> [To do]
Keep only the lines that hold the string "Contact", filtering out the rest of the entries below.

+++ Data to use +++

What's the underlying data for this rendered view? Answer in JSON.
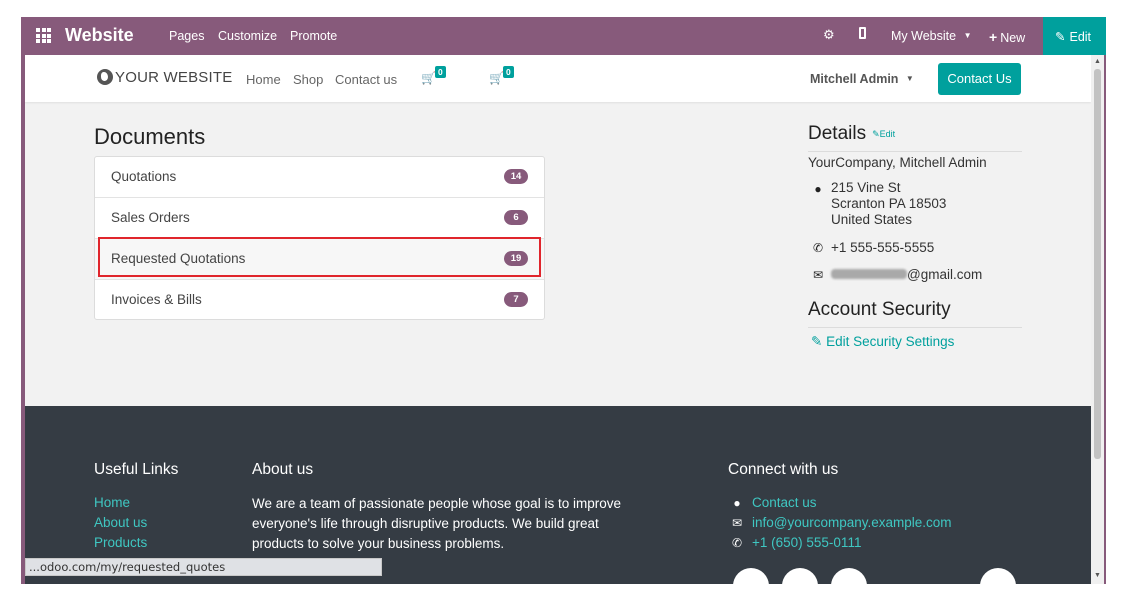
{
  "adminbar": {
    "brand": "Website",
    "menu": [
      "Pages",
      "Customize",
      "Promote"
    ],
    "website_selector": "My Website",
    "new_label": "New",
    "edit_label": "Edit"
  },
  "navbar": {
    "logo_text": "YOUR WEBSITE",
    "links": [
      "Home",
      "Shop",
      "Contact us"
    ],
    "cart_counts": [
      "0",
      "0"
    ],
    "user_name": "Mitchell Admin",
    "contact_button": "Contact Us"
  },
  "documents": {
    "title": "Documents",
    "items": [
      {
        "label": "Quotations",
        "count": "14"
      },
      {
        "label": "Sales Orders",
        "count": "6"
      },
      {
        "label": "Requested Quotations",
        "count": "19"
      },
      {
        "label": "Invoices & Bills",
        "count": "7"
      }
    ]
  },
  "details": {
    "title": "Details",
    "edit_label": "Edit",
    "company": "YourCompany, Mitchell Admin",
    "address_line1": "215 Vine St",
    "address_line2": "Scranton PA 18503",
    "address_line3": "United States",
    "phone": "+1 555-555-5555",
    "email_suffix": "@gmail.com"
  },
  "security": {
    "title": "Account Security",
    "link_label": "Edit Security Settings"
  },
  "footer": {
    "useful_links_title": "Useful Links",
    "useful_links": [
      "Home",
      "About us",
      "Products"
    ],
    "about_title": "About us",
    "about_text": "We are a team of passionate people whose goal is to improve everyone's life through disruptive products. We build great products to solve your business problems.",
    "connect_title": "Connect with us",
    "connect_items": [
      "Contact us",
      "info@yourcompany.example.com",
      "+1 (650) 555-0111"
    ]
  },
  "status_url": "...odoo.com/my/requested_quotes",
  "colors": {
    "primary": "#875a7b",
    "accent": "#00a09d",
    "footer_bg": "#353c44",
    "highlight_border": "#e0252c"
  }
}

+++

> [Result of the task]
      "Contact us"
    "contact_button": "Contact Us"
      "Contact us",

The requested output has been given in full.